Excerpted records.
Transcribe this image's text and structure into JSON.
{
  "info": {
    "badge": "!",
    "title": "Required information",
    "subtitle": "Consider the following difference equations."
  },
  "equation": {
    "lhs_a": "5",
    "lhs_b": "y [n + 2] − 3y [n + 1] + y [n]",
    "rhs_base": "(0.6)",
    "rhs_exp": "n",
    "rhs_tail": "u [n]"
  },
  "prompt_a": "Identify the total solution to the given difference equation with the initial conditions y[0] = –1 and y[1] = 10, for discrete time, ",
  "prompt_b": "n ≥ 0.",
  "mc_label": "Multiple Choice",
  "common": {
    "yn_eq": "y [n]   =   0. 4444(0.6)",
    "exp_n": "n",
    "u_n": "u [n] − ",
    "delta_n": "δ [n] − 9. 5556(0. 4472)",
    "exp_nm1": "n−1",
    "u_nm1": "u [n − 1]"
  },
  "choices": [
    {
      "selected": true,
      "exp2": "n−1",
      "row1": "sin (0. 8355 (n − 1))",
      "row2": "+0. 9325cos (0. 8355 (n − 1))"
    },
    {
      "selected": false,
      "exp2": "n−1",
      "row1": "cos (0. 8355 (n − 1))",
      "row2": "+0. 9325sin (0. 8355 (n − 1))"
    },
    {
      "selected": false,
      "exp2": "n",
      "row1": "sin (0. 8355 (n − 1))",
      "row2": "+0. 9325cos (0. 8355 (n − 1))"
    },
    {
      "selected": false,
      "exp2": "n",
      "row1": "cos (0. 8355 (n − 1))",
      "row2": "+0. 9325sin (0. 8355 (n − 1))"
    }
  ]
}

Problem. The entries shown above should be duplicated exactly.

Solution.
Transcribe this image's text and structure into JSON.
{
  "info": {
    "badge": "!",
    "title": "Required information",
    "subtitle": "Consider the following difference equations."
  },
  "equation": {
    "lhs_a": "5",
    "lhs_b": "y [n + 2] − 3y [n + 1] + y [n]",
    "rhs_base": "(0.6)",
    "rhs_exp": "n",
    "rhs_tail": "u [n]"
  },
  "prompt_a": "Identify the total solution to the given difference equation with the initial conditions y[0] = –1 and y[1] = 10, for discrete time, ",
  "prompt_b": "n ≥ 0.",
  "mc_label": "Multiple Choice",
  "common": {
    "yn_eq": "y [n]   =   0. 4444(0.6)",
    "exp_n": "n",
    "u_n": "u [n] − ",
    "delta_n": "δ [n] − 9. 5556(0. 4472)",
    "exp_nm1": "n−1",
    "u_nm1": "u [n − 1]"
  },
  "choices": [
    {
      "selected": true,
      "exp2": "n−1",
      "row1": "sin (0. 8355 (n − 1))",
      "row2": "+0. 9325cos (0. 8355 (n − 1))"
    },
    {
      "selected": false,
      "exp2": "n−1",
      "row1": "cos (0. 8355 (n − 1))",
      "row2": "+0. 9325sin (0. 8355 (n − 1))"
    },
    {
      "selected": false,
      "exp2": "n",
      "row1": "sin (0. 8355 (n − 1))",
      "row2": "+0. 9325cos (0. 8355 (n − 1))"
    },
    {
      "selected": false,
      "exp2": "n",
      "row1": "cos (0. 8355 (n − 1))",
      "row2": "+0. 9325sin (0. 8355 (n − 1))"
    }
  ]
}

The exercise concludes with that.